> buyers at ad agencies.

But, you see, attracting those time buyers was what we were trying to do
all along; we just couldn't get our act together. We knew the "public
relations" money was drying up;  we knew Wall Street was starting to buy
up radio stations and ratchet up the competition. We also knew that the
sound systems subsidiary that helped WCRB survive the seventies wasn't
doing so well in the recession of '89, when background music was suddenly
everybody's last priority. 

> A few weeks ago, Bob Bittner on LTAR said the secret to ratings success
> is a short playlist and inane repetition;  they almost always result in
> inflated ratings. 

No; rather, you have to give your listeners what they want and avoid
giving them things they don't want. Now, if your goal is a short-term
ratings boost to make your station more attractive to potential buyers,
then I daresay Bob is right. Most of the capital invested in radio today
is speculative, so this strategy makes sense for a lot of people. They're
not in radio for the dividends; they're looking to turn a quick profit.

Playing a piece once a week, always in a different daypart, hardly
constitutes "inane repetition"; if people perceive it as such, that
probably means the piece in question should be taken off the playlist. But
of course that's not my field of expertise, and the people whose concern
it is are doing a great job; after five years of this format WCRB is still
number 6 twelve plus and probably does even better 35 - 64.

> ...in the words of Peggy Lee: say "Is that all there is?"

No, there is always WHRB, and WHRB does a pretty impressive job, even if
it's a member of its board of trustees who says so. There are also WGBH
and WBOQ. That's not counting any of the distant public stations whose
signals touch the Boston area. 

Classical listeners in Boston have many choices, and that's as it should

> And a person who has heard only the Top 40 long-form pieces repeated
> over and over will be blown away by a typical mainstream concert. 

Concert-goers and radio listeners do not listen in the same way.  Music at
a concert is in the foreground; it has the listener's complete attention. 
Radio is a background medium, an accompaniment to work, driving, household
chores, or other activities. It's unreasonable to expect radio listeners
to want or appreciate the same pieces they would go to hear in concert. 

> Read the encomia directed at Robert J this week and ask if Mario Mazzo
> or William Cambell were the deceased, would the obituaries be
> unexceptional...? 

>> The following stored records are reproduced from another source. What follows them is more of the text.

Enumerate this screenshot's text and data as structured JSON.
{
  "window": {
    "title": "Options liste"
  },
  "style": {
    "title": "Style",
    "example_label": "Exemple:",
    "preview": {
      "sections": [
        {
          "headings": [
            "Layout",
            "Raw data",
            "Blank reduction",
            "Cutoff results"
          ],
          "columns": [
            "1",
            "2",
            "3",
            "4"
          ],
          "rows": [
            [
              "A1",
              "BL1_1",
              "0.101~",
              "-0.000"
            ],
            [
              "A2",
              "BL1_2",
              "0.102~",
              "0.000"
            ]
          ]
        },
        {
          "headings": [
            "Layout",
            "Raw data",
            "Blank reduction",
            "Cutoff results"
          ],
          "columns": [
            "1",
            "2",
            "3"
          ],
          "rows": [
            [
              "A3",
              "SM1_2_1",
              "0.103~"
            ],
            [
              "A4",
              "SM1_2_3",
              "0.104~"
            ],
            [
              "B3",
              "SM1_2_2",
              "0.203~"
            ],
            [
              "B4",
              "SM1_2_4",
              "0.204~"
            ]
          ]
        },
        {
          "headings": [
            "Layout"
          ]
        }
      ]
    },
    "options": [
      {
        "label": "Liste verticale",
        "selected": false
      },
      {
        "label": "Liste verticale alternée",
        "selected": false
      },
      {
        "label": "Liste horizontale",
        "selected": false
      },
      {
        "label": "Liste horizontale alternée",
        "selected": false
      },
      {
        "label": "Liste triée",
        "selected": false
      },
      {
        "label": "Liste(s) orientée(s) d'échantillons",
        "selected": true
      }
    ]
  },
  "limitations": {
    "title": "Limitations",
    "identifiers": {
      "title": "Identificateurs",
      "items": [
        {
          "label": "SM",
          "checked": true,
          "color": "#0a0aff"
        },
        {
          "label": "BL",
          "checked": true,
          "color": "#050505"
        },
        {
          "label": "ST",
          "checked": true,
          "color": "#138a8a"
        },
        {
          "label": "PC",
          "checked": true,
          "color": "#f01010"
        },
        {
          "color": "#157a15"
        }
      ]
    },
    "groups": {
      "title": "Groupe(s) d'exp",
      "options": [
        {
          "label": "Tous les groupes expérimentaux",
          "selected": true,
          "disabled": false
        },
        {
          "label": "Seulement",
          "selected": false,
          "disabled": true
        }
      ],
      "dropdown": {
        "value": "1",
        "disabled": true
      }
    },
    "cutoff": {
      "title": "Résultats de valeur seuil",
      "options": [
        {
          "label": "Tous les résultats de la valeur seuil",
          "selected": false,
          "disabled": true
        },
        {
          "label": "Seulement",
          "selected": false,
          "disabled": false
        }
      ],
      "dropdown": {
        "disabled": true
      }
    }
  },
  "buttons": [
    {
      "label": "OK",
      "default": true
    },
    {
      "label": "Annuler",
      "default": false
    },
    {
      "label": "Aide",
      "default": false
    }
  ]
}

Well, you can't justly compare a star like Robert J. with a program
director or CEO; not even Ted Jones or Mitchell Hastings ever commanded
the attention Robert J. got.

Incidentally, Bill Campbell's name is spelled like the soup, and Mazza
(MAZZ-uh) rhymes with JAZZ-uh.

Rob Landry